<<<<
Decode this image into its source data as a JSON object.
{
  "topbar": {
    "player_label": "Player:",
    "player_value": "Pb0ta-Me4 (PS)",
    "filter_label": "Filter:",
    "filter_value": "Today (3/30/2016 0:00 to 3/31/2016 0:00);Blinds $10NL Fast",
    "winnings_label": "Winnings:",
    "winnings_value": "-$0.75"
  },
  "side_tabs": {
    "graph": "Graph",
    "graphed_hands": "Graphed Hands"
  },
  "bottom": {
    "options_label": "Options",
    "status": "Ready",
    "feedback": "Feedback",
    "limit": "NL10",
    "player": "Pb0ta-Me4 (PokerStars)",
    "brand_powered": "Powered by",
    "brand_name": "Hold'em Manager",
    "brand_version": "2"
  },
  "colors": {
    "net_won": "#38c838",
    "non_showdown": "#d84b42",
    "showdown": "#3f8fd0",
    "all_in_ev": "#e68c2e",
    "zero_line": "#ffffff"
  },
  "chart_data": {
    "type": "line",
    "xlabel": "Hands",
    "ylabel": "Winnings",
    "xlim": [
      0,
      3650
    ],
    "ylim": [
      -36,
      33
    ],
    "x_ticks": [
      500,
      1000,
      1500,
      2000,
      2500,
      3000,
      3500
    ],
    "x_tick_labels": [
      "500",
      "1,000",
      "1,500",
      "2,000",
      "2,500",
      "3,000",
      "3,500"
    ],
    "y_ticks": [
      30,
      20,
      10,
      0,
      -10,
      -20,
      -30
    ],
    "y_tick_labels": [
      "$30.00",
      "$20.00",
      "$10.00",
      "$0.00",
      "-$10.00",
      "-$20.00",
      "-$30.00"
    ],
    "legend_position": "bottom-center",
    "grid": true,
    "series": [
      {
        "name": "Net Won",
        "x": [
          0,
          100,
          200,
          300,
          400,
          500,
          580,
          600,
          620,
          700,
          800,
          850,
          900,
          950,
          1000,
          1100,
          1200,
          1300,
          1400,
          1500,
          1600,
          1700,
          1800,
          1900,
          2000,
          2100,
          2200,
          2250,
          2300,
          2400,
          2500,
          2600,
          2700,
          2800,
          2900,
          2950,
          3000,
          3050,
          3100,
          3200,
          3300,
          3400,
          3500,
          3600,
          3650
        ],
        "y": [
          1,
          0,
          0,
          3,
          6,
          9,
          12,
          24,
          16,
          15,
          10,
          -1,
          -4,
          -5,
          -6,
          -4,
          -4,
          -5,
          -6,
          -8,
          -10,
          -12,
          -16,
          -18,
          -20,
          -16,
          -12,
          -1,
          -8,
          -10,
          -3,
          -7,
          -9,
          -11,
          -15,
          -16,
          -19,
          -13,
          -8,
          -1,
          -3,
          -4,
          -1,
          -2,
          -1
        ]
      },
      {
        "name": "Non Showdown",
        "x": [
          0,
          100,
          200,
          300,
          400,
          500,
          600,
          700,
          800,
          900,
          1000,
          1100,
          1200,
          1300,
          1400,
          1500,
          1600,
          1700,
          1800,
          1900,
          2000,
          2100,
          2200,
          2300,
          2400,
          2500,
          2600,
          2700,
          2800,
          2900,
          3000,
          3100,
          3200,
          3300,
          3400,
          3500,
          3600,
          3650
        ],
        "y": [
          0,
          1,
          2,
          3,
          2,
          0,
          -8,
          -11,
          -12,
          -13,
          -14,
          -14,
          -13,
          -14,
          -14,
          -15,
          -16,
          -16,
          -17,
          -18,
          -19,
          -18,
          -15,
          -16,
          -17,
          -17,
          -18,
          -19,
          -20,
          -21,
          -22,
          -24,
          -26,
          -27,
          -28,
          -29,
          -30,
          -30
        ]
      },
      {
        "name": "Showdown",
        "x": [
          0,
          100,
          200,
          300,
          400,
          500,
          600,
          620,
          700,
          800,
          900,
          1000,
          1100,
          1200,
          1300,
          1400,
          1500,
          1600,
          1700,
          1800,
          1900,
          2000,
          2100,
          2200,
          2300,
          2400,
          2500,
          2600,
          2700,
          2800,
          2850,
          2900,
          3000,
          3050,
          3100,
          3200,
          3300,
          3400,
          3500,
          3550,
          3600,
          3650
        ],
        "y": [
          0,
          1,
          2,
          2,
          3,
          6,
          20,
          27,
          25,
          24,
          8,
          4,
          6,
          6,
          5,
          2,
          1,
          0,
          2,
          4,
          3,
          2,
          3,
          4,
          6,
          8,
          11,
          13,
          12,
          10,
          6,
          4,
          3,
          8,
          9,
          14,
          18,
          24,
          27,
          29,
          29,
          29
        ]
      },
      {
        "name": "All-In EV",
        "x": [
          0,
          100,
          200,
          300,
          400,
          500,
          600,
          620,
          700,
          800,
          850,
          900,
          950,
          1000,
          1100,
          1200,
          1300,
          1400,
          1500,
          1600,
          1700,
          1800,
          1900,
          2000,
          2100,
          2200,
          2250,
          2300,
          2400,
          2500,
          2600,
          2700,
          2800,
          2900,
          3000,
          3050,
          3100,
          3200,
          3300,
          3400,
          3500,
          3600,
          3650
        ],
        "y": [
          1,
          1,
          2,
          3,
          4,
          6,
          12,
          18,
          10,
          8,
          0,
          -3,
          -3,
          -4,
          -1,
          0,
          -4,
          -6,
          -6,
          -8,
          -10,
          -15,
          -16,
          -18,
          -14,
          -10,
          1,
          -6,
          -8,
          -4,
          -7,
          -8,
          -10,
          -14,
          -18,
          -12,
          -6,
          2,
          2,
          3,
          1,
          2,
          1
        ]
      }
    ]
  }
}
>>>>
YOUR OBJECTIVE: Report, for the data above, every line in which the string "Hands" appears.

ANSWER BELOW:
    "graphed_hands": "Graphed Hands"
    "xlabel": "Hands",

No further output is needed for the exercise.